Monday, September 27, 2004

A Leak Probe Gone Awry

The New York Times
September 27, 2004
A Leak Probe Gone Awry

When the Justice Department opened an investigation a year ago into the question of how Robert Novak obtained the name of a covert Central Intelligence Agency operative for publication in his syndicated column, we expressed two basic concerns. The first was the need for an independent inquiry led by someone without Attorney General John Ashcroft's ultra-close ties to the White House. That was addressed belatedly with the naming of a special prosecutor, Patrick Fitzgerald, to pursue the accusations that unnamed Bush administration officials illegally leaked the woman's undercover role in an effort to stifle criticism of Iraq policy by her husband, former ambassador Joseph Wilson IV.

Unfortunately, our second, overriding fear has become a reality. The focus of the leak inquiry has lately shifted from the Bush White House, where it properly belongs, to an attempt to compel journalists to testify and reveal their sources. In an ominous development for freedom of the press and government accountability that hits particularly close to home, a federal judge in Washington has ordered a reporter for The New York Times, Judith Miller, to testify before a grand jury investigating the disclosure of the covert operative's identity and to describe any conversations she had with "a specified executive branch official."
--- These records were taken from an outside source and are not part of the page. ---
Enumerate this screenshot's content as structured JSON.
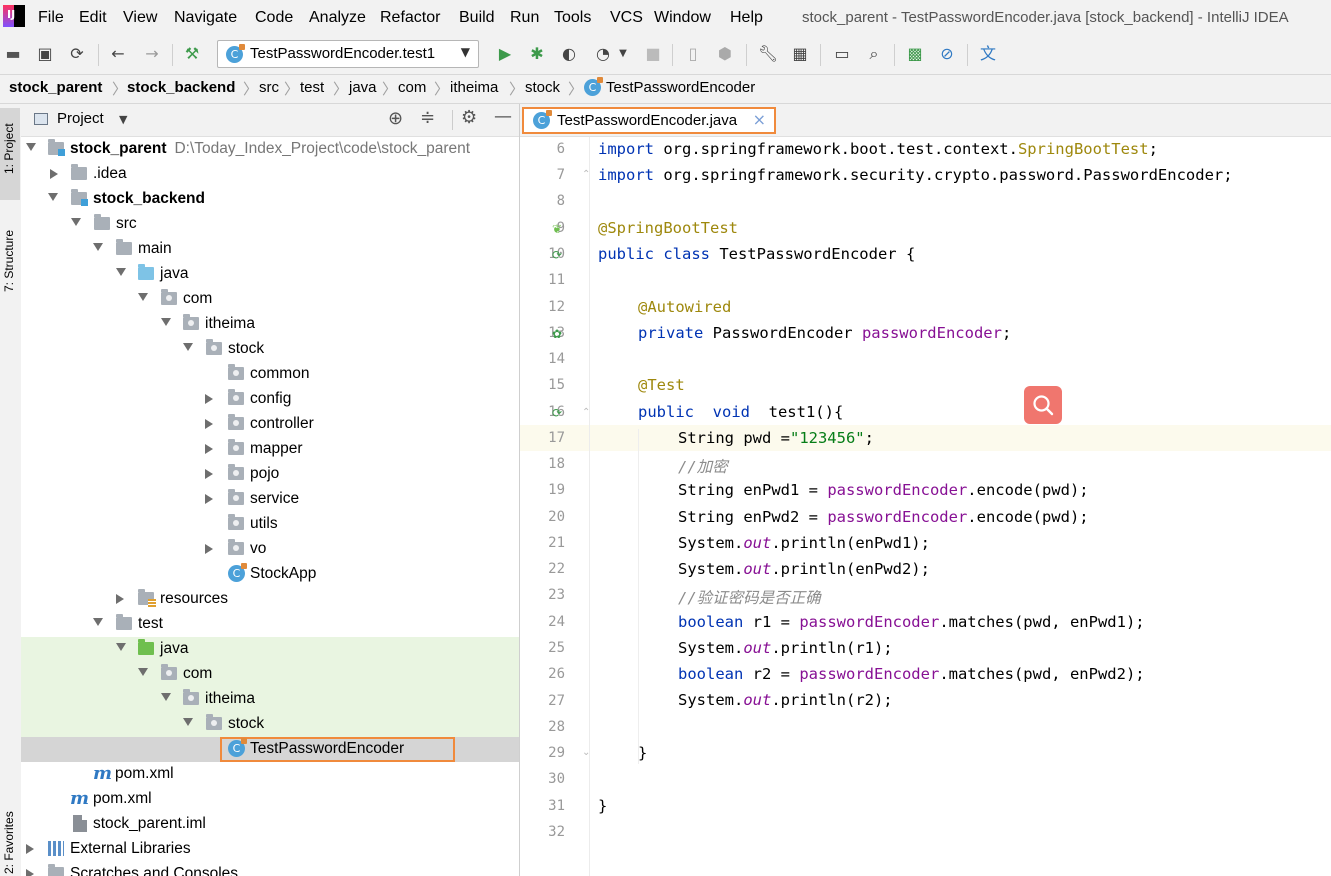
{
  "menu": {
    "items": [
      "File",
      "Edit",
      "View",
      "Navigate",
      "Code",
      "Analyze",
      "Refactor",
      "Build",
      "Run",
      "Tools",
      "VCS",
      "Window",
      "Help"
    ],
    "window_title": "stock_parent - TestPasswordEncoder.java [stock_backend] - IntelliJ IDEA"
  },
  "toolbar": {
    "run_config": "TestPasswordEncoder.test1",
    "icons": [
      "open-folder-icon",
      "save-icon",
      "sync-icon",
      "back-icon",
      "forward-icon",
      "build-hammer-icon",
      "run-icon",
      "debug-icon",
      "coverage-icon",
      "profile-icon",
      "stop-icon",
      "attach-icon",
      "deploy-icon",
      "settings-wrench-icon",
      "project-structure-icon",
      "terminal-icon",
      "search-icon",
      "monitor-icon",
      "no-entry-icon",
      "translate-icon"
    ]
  },
  "breadcrumbs": [
    "stock_parent",
    "stock_backend",
    "src",
    "test",
    "java",
    "com",
    "itheima",
    "stock",
    "TestPasswordEncoder"
  ],
  "side_tabs": {
    "project": "1: Project",
    "structure": "7: Structure",
    "favorites": "2: Favorites"
  },
  "project_panel": {
    "title": "Project",
    "tree": [
      {
        "label": "stock_parent",
        "path": "D:\\Today_Index_Project\\code\\stock_parent",
        "bold": true
      },
      {
        "label": ".idea"
      },
      {
        "label": "stock_backend",
        "bold": true
      },
      {
        "label": "src"
      },
      {
        "label": "main"
      },
      {
        "label": "java"
      },
      {
        "label": "com"
      },
      {
        "label": "itheima"
      },
      {
        "label": "stock"
      },
      {
        "label": "common"
      },
      {
        "label": "config"
      },
      {
        "label": "controller"
      },
      {
        "label": "mapper"
      },
      {
        "label": "pojo"
      },
      {
        "label": "service"
      },
      {
        "label": "utils"
      },
      {
        "label": "vo"
      },
      {
        "label": "StockApp"
      },
      {
        "label": "resources"
      },
      {
        "label": "test"
      },
      {
        "label": "java"
      },
      {
        "label": "com"
      },
      {
        "label": "itheima"
      },
      {
        "label": "stock"
      },
      {
        "label": "TestPasswordEncoder"
      },
      {
        "label": "pom.xml"
      },
      {
        "label": "pom.xml"
      },
      {
        "label": "stock_parent.iml"
      },
      {
        "label": "External Libraries"
      },
      {
        "label": "Scratches and Consoles"
      }
    ]
  },
  "editor": {
    "tab": "TestPasswordEncoder.java",
    "line_numbers": [
      "6",
      "7",
      "8",
      "9",
      "10",
      "11",
      "12",
      "13",
      "14",
      "15",
      "16",
      "17",
      "18",
      "19",
      "20",
      "21",
      "22",
      "23",
      "24",
      "25",
      "26",
      "27",
      "28",
      "29",
      "30",
      "31",
      "32"
    ],
    "code": {
      "l6_kw": "import",
      "l6_pkg": " org.springframework.boot.test.context.",
      "l6_cls": "SpringBootTest",
      "l6_end": ";",
      "l7_kw": "import",
      "l7_rest": " org.springframework.security.crypto.password.PasswordEncoder;",
      "l9": "@SpringBootTest",
      "l10_kw": "public class",
      "l10_rest": " TestPasswordEncoder {",
      "l12": "@Autowired",
      "l13_kw": "private",
      "l13_type": " PasswordEncoder ",
      "l13_fld": "passwordEncoder",
      "l13_end": ";",
      "l15": "@Test",
      "l16_kw": "public  void",
      "l16_rest": "  test1(){",
      "l17_a": "String pwd =",
      "l17_str": "\"123456\"",
      "l17_end": ";",
      "l18": "//加密",
      "l19_a": "String enPwd1 = ",
      "l19_fld": "passwordEncoder",
      "l19_end": ".encode(pwd);",
      "l20_a": "String enPwd2 = ",
      "l20_fld": "passwordEncoder",
      "l20_end": ".encode(pwd);",
      "l21_a": "System.",
      "l21_out": "out",
      "l21_end": ".println(enPwd1);",
      "l22_a": "System.",
      "l22_out": "out",
      "l22_end": ".println(enPwd2);",
      "l23": "//验证密码是否正确",
      "l24_kw": "boolean",
      "l24_a": " r1 = ",
      "l24_fld": "passwordEncoder",
      "l24_end": ".matches(pwd, enPwd1);",
      "l25_a": "System.",
      "l25_out": "out",
      "l25_end": ".println(r1);",
      "l26_kw": "boolean",
      "l26_a": " r2 = ",
      "l26_fld": "passwordEncoder",
      "l26_end": ".matches(pwd, enPwd2);",
      "l27_a": "System.",
      "l27_out": "out",
      "l27_end": ".println(r2);",
      "l29": "}",
      "l31": "}"
    }
  },
  "colors": {
    "keyword": "#0033b3",
    "annotation": "#9e880d",
    "field": "#871094",
    "string": "#067d17",
    "comment": "#8c8c8c",
    "highlight_border": "#f08a3c",
    "search_button": "#f0766e"
  }
}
The subpoena was upheld even though neither Ms. Miller nor this newspaper had any involvement in the matter at hand - the public naming of an undercover agent. Making matters worse, the newly released decision by Judge Thomas Hogan takes the absolutist position that there is no protection whatsoever for journalists who are called to appear before grand juries.

This chilling rejection of both First Amendment principles and evolving common law notions of a privilege protecting a reporter's confidential sources cries out for rejection on appeal, as does the undue secrecy surrounding the special prosecutor's filings in the case.

Mr. Novak has refused to say whether he received a subpoena. But other journalists have acknowledged getting subpoenas and some have testified about their contacts with I. Lewis Libby, Vice President Dick Cheney's chief of staff. They say they did so based on his consent, but consent granted by government employees under a threat of dismissal hardly seems voluntary. Once again, none of these journalists were involved in the central issue: the initial public identification of Mr. Wilson's wife.

If an official at the White House intentionally triggered publication of the name of a C.I.A. operative to undermine Mr. Wilson's credibility and silence criticism of Iraq policy, it was a serious abuse of power. The legacy of the investigation should not be a perverse legal precedent that makes it easy for prosecutors to undo a reporter's pledge of confidentiality, thereby discouraging people with knowledge of real abuses to blow the whistle to the press.